Task to complete: Whenever a line of the material contains the string "Teachify", it should be copied.

Records for this task:
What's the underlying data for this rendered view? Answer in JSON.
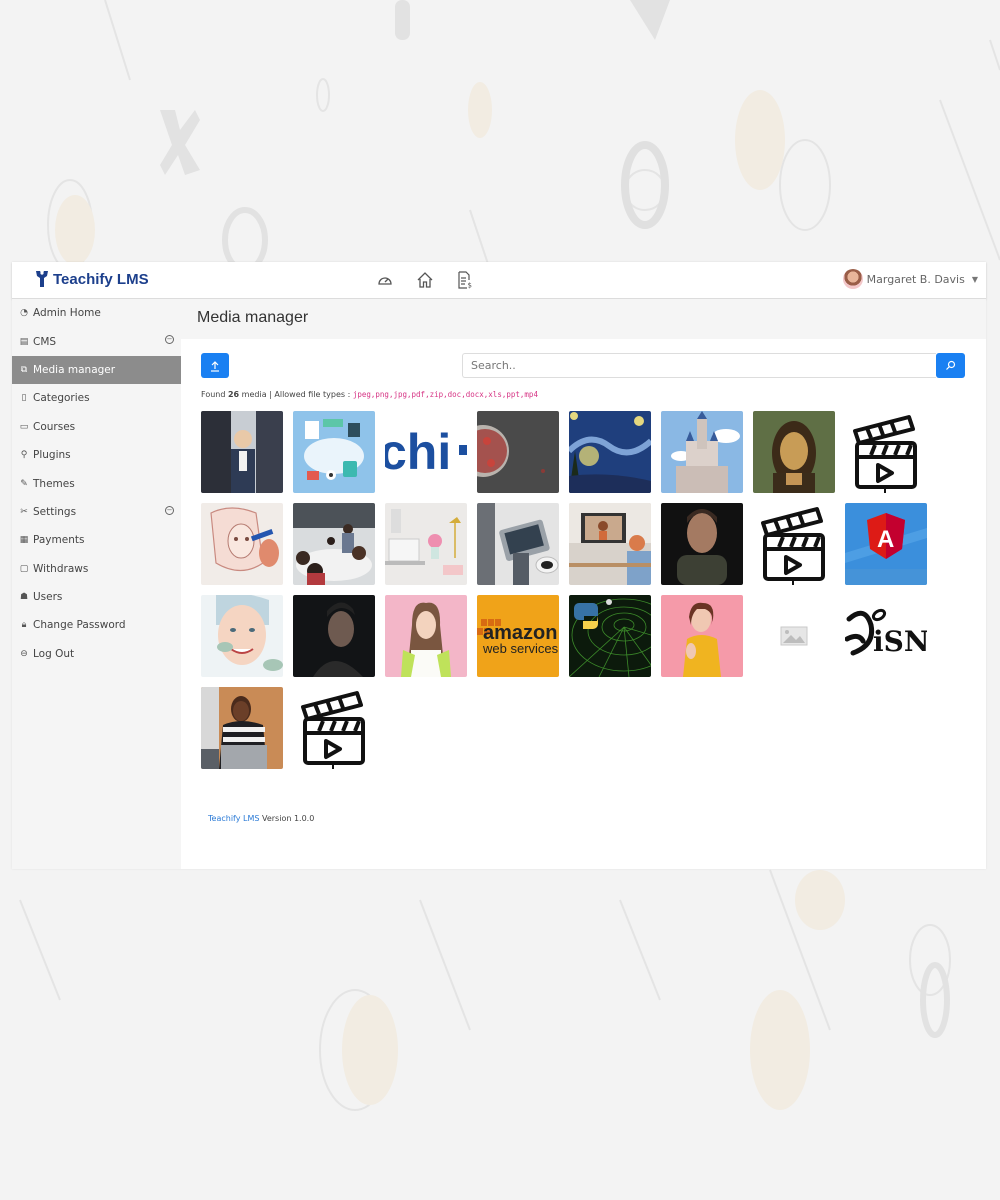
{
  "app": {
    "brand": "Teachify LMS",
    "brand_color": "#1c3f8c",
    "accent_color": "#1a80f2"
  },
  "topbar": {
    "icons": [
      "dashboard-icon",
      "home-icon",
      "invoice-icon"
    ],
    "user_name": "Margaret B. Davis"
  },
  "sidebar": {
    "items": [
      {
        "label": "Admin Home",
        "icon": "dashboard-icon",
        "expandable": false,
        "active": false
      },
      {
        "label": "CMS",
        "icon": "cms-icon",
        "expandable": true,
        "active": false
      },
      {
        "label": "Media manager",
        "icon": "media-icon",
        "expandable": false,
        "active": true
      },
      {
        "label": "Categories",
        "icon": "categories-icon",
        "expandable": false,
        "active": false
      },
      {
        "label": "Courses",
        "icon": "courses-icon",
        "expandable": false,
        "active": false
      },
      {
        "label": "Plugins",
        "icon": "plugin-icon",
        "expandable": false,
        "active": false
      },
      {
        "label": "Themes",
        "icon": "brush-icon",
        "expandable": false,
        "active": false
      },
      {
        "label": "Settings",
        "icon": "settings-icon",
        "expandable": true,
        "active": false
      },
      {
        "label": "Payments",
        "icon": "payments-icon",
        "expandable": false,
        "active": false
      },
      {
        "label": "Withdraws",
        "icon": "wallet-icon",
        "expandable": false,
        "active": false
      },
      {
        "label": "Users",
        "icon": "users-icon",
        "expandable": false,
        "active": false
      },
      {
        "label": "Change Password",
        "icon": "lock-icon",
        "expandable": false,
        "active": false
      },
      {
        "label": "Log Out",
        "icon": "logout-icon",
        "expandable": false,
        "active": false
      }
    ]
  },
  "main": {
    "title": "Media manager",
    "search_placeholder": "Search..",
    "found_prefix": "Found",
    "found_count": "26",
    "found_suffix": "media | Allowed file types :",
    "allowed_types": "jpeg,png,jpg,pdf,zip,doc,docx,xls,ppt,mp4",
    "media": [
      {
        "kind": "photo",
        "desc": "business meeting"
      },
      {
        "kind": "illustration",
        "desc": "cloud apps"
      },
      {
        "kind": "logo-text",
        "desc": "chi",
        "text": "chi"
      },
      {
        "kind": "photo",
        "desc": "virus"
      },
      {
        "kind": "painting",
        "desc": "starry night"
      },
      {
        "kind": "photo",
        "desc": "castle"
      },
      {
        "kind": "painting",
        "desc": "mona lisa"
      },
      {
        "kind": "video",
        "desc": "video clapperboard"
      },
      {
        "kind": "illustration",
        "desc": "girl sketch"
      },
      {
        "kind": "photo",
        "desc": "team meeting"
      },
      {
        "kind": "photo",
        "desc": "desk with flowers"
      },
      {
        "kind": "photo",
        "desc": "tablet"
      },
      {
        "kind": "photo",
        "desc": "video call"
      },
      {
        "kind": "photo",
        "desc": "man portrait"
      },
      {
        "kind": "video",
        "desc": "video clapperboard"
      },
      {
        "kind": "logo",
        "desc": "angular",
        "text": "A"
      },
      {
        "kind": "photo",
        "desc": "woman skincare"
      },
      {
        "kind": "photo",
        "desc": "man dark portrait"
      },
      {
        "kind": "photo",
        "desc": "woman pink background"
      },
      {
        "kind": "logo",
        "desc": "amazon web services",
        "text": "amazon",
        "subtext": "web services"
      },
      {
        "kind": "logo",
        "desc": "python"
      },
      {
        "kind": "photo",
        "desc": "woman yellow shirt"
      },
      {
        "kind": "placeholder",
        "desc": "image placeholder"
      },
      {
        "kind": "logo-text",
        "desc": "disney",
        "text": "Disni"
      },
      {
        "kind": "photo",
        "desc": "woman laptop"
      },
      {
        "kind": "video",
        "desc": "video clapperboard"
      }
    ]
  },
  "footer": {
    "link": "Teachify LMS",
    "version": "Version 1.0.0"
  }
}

Written solution:
    "brand": "Teachify LMS",
    "link": "Teachify LMS",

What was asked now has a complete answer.